=== Data provided ===

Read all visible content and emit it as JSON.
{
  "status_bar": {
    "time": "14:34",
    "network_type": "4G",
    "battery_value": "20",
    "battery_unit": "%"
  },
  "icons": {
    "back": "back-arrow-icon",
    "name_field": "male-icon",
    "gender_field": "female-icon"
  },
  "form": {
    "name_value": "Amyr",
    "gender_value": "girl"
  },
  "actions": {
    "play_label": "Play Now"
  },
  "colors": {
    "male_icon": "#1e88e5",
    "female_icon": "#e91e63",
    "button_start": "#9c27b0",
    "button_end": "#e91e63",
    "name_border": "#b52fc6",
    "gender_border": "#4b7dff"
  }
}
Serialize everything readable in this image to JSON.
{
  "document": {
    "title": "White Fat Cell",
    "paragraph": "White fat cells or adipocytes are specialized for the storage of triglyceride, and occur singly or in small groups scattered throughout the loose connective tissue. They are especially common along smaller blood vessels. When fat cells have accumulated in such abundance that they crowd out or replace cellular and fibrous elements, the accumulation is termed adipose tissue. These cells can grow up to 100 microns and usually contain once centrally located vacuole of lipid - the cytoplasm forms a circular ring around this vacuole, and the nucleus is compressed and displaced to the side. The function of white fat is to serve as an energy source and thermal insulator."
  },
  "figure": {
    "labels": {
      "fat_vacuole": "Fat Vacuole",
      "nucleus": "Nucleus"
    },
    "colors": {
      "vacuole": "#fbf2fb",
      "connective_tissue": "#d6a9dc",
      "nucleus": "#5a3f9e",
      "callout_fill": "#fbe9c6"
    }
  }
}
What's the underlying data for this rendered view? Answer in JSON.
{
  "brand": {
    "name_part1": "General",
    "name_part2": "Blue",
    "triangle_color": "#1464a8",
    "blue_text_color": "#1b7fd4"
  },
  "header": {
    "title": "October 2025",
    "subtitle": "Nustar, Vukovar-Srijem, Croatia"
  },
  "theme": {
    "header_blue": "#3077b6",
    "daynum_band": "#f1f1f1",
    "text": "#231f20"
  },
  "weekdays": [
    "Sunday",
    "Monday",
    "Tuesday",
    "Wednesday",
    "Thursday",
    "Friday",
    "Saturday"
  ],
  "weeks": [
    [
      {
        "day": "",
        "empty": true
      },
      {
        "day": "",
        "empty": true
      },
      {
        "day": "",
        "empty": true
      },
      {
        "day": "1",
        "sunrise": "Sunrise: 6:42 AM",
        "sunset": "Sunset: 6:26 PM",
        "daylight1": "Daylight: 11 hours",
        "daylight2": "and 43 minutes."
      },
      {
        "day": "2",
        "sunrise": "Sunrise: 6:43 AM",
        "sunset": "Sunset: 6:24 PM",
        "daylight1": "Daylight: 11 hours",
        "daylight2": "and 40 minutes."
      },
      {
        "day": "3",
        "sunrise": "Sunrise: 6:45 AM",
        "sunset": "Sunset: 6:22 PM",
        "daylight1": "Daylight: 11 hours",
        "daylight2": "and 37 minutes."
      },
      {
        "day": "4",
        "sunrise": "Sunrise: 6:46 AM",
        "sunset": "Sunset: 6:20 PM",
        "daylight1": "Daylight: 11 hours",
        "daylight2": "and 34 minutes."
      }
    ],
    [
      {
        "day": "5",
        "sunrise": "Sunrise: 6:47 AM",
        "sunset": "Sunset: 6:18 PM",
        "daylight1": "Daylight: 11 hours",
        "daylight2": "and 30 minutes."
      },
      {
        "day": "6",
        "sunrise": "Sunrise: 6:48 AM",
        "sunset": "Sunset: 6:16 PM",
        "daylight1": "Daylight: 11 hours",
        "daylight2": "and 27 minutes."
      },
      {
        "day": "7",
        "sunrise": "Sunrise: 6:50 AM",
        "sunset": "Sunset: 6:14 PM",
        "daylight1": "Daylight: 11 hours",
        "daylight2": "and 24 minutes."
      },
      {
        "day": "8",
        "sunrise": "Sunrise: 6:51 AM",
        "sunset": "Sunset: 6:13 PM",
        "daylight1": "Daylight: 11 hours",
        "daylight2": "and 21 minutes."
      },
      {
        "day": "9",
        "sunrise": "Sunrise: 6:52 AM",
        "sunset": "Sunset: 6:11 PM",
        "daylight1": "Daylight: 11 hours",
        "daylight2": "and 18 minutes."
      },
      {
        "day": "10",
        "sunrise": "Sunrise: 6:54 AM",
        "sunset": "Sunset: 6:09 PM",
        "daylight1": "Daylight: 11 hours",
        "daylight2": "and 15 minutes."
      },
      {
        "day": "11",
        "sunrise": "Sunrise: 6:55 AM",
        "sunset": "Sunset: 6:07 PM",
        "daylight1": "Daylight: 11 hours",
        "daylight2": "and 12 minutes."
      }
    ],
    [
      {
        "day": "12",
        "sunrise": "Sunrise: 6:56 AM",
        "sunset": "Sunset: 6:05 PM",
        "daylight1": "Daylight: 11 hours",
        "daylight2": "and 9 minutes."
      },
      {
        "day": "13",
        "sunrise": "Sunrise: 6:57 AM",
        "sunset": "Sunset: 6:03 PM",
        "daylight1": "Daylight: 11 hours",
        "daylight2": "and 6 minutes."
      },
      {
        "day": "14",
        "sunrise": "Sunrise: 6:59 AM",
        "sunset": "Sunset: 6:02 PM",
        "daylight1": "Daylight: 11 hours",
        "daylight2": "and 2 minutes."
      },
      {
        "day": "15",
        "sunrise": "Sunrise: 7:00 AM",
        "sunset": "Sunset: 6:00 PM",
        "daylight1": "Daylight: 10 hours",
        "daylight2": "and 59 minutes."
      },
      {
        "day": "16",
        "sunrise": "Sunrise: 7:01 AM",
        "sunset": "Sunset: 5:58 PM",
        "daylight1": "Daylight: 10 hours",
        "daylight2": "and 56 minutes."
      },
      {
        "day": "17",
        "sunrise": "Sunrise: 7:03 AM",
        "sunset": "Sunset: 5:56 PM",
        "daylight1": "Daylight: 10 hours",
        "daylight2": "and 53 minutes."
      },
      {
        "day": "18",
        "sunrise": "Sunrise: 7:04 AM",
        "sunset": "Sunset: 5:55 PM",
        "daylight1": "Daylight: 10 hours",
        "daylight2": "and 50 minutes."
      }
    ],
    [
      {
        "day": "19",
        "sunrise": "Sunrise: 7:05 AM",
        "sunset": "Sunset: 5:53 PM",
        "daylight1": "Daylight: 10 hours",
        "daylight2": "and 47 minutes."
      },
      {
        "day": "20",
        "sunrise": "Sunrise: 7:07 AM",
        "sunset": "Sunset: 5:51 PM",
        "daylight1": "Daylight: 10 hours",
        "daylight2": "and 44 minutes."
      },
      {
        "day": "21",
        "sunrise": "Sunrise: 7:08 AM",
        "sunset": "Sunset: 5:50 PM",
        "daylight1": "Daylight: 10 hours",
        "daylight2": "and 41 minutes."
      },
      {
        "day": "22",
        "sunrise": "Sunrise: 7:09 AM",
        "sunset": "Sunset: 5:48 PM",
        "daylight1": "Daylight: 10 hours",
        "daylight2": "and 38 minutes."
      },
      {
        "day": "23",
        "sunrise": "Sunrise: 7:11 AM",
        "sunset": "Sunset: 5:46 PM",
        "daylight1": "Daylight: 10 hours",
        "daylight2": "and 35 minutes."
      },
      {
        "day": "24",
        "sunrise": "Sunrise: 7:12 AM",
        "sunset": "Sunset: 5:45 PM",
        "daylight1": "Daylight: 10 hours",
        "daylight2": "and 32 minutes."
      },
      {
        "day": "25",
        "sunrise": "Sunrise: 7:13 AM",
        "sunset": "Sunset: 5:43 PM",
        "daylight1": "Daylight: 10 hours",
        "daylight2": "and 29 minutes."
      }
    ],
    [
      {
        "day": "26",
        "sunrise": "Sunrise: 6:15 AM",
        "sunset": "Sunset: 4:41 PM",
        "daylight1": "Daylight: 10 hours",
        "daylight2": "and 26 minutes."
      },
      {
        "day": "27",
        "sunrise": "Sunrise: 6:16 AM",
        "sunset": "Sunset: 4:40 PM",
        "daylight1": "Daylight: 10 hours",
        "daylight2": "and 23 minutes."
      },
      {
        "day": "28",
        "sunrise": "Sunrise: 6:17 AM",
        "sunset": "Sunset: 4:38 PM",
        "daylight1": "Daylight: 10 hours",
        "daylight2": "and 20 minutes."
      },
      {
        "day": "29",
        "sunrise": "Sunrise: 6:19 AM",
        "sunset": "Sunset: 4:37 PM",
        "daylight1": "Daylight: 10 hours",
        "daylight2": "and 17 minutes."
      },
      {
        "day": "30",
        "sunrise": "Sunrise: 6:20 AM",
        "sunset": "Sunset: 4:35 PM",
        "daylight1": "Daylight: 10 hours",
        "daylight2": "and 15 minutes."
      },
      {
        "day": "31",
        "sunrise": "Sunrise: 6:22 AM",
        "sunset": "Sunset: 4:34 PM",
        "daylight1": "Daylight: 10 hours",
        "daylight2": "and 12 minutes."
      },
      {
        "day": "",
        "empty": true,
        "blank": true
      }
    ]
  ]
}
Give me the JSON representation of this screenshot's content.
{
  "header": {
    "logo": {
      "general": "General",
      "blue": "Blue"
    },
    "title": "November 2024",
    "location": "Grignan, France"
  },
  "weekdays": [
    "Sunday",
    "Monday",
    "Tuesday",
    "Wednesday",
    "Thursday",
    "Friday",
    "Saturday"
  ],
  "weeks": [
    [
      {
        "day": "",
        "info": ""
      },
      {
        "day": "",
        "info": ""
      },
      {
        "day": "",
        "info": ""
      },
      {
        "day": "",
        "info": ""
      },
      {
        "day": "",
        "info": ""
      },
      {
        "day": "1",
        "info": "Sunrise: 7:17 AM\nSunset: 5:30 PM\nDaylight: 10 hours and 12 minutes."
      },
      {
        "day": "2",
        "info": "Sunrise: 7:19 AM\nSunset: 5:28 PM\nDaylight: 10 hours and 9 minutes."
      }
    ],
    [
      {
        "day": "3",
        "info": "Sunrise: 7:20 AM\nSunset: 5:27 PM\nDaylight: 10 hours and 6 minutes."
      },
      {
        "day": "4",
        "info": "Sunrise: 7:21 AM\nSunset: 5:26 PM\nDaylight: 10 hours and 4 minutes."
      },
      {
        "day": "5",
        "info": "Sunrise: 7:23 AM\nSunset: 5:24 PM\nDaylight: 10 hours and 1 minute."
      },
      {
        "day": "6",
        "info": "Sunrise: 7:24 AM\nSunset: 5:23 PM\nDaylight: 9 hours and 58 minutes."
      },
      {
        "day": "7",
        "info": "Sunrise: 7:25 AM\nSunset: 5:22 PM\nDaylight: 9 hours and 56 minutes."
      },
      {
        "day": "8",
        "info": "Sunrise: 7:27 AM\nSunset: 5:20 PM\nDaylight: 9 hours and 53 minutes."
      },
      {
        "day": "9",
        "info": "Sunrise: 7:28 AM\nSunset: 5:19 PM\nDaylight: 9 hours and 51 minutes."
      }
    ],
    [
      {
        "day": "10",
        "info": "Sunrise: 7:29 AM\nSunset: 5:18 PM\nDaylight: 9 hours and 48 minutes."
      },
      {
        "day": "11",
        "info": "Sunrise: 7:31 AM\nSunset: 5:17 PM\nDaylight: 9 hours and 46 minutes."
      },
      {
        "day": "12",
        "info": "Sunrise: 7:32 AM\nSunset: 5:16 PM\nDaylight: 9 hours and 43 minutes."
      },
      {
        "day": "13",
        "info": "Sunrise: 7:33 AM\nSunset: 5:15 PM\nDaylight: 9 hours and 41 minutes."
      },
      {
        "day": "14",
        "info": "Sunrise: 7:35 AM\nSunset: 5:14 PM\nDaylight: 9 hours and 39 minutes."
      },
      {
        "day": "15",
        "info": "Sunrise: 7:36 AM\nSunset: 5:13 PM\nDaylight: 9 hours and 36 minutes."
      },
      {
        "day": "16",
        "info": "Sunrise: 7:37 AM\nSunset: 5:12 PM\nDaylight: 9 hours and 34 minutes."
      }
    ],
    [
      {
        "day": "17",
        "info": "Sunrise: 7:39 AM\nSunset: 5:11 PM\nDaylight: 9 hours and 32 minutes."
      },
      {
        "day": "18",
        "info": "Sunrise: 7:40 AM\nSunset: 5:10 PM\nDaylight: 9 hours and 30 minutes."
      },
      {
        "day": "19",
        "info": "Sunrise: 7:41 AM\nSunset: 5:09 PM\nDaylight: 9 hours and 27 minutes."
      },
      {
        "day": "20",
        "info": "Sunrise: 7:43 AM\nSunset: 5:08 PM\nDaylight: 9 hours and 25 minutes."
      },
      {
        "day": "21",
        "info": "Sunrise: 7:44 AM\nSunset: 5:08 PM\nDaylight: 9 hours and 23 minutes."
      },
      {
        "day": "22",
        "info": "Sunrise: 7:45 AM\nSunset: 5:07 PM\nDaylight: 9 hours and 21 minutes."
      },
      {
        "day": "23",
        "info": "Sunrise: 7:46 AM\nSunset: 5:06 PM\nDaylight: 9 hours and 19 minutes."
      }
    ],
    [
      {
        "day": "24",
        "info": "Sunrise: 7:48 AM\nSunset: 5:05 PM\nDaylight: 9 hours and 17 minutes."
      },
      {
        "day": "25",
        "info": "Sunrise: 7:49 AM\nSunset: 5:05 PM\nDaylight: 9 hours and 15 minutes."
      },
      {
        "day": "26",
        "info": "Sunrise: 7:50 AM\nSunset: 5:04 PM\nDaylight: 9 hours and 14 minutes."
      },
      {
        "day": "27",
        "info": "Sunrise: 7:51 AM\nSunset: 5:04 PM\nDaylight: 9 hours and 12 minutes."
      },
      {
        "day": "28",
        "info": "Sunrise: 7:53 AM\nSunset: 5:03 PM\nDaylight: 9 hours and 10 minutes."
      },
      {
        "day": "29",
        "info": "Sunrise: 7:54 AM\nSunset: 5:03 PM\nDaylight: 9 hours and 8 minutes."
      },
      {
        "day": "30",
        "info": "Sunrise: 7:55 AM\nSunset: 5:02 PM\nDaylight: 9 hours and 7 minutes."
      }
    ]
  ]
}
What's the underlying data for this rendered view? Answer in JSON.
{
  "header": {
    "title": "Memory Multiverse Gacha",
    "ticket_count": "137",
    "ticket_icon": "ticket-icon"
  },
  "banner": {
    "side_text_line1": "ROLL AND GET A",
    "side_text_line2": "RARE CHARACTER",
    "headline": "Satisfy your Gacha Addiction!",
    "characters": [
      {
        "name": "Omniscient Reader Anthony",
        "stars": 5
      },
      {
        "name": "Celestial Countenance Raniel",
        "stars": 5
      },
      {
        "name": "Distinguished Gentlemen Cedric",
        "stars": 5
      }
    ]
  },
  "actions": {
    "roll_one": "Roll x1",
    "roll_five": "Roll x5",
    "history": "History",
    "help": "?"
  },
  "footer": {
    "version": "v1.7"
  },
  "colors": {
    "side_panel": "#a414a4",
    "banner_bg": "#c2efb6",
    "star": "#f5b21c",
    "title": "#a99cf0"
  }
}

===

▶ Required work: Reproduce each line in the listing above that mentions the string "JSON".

▶ Response area:
Read all visible content and emit it as JSON.
Serialize everything readable in this image to JSON.
What's the underlying data for this rendered view? Answer in JSON.
Give me the JSON representation of this screenshot's content.
What's the underlying data for this rendered view? Answer in JSON.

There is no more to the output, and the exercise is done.